▸ Activity
What the answer must contain is every line of the records, exactly, with no pictures.

▸ Given records
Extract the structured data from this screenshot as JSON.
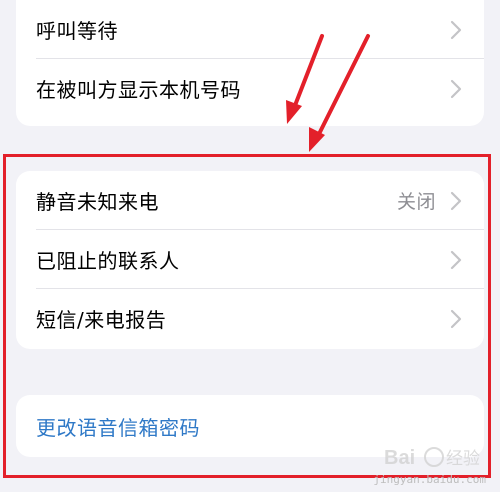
{
  "settings": {
    "top_group": {
      "items": [
        {
          "label": "呼叫等待"
        },
        {
          "label": "在被叫方显示本机号码"
        }
      ]
    },
    "middle_group": {
      "items": [
        {
          "label": "静音未知来电",
          "value": "关闭"
        },
        {
          "label": "已阻止的联系人"
        },
        {
          "label": "短信/来电报告"
        }
      ]
    },
    "bottom_group": {
      "link_label": "更改语音信箱密码"
    }
  },
  "annotation": {
    "frame_color": "#e3202a",
    "arrow_color": "#e3202a"
  },
  "watermark": {
    "text": "jingyan.baidu.com"
  },
  "colors": {
    "background": "#f2f2f7",
    "link": "#2f79c7",
    "secondary_text": "#8e8e93",
    "chevron": "#c4c4c7"
  }
}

▸ Written response
Extract the structured data from this screenshot as JSON.
{
  "settings": {
    "top_group": {
      "items": [
        {
          "label": "呼叫等待"
        },
        {
          "label": "在被叫方显示本机号码"
        }
      ]
    },
    "middle_group": {
      "items": [
        {
          "label": "静音未知来电",
          "value": "关闭"
        },
        {
          "label": "已阻止的联系人"
        },
        {
          "label": "短信/来电报告"
        }
      ]
    },
    "bottom_group": {
      "link_label": "更改语音信箱密码"
    }
  },
  "annotation": {
    "frame_color": "#e3202a",
    "arrow_color": "#e3202a"
  },
  "watermark": {
    "text": "jingyan.baidu.com"
  },
  "colors": {
    "background": "#f2f2f7",
    "link": "#2f79c7",
    "secondary_text": "#8e8e93",
    "chevron": "#c4c4c7"
  }
}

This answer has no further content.